Several dozen communities in central and eastern Massachusetts are facing state-imposed water use restrictions this summer. But only a handful of cities and town in the western part of the state are under these constraints.
A caller to Westfield’s water department is greeted with a friendly reminder about when residents can use water for non-essential activities.
Westfield’s water restriction is due to the Granville Reservoir being off-line for repairs. Things like car washing and lawn watering are only allowed on certain days at specific times. Violators can be fined.
In some other parts of Massachusetts, the state is imposing these kinds of rules. When a river or stream gets too low, restrictions can go into effect. Duane Levangie of the state’s Department of Environmental Protection says it isn’t always about a drinking water shortage.
“It’s in the interest of protecting the resources, particularly fish and aquatic resources, and even perhaps recreational uses in our rivers and streams,” Levangie says.

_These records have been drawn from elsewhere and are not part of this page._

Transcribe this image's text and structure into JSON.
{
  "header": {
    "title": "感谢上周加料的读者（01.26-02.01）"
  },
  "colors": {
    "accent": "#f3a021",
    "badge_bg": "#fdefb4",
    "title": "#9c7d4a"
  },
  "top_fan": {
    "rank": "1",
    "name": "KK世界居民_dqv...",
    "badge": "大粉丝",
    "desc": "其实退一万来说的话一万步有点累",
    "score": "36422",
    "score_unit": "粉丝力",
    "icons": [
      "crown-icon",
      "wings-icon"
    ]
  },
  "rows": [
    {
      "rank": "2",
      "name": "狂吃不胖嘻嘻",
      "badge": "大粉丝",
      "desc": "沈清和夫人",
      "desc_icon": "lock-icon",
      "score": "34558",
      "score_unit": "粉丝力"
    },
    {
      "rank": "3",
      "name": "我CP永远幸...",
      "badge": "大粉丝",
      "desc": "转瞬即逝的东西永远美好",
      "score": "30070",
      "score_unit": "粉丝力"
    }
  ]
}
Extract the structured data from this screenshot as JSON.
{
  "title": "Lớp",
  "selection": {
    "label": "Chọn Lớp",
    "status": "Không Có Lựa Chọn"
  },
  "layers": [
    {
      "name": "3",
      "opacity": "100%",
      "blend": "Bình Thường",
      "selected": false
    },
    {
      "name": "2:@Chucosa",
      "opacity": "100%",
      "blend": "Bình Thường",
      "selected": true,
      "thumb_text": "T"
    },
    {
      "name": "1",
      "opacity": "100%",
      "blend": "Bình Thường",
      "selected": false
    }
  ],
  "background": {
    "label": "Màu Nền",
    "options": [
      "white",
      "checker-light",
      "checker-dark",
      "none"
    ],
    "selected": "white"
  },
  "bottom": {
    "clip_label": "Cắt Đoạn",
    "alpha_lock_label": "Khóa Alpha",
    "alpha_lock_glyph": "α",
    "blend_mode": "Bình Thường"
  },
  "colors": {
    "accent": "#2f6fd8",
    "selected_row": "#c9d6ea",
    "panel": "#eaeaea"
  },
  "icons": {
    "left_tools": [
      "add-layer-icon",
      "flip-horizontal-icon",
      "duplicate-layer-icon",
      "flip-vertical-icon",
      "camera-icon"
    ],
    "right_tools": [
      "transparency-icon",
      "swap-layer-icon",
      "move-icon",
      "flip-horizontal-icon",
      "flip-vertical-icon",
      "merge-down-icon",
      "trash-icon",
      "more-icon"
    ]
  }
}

Levangie says communities can also enforce these restrictions on their own as a proactive measure.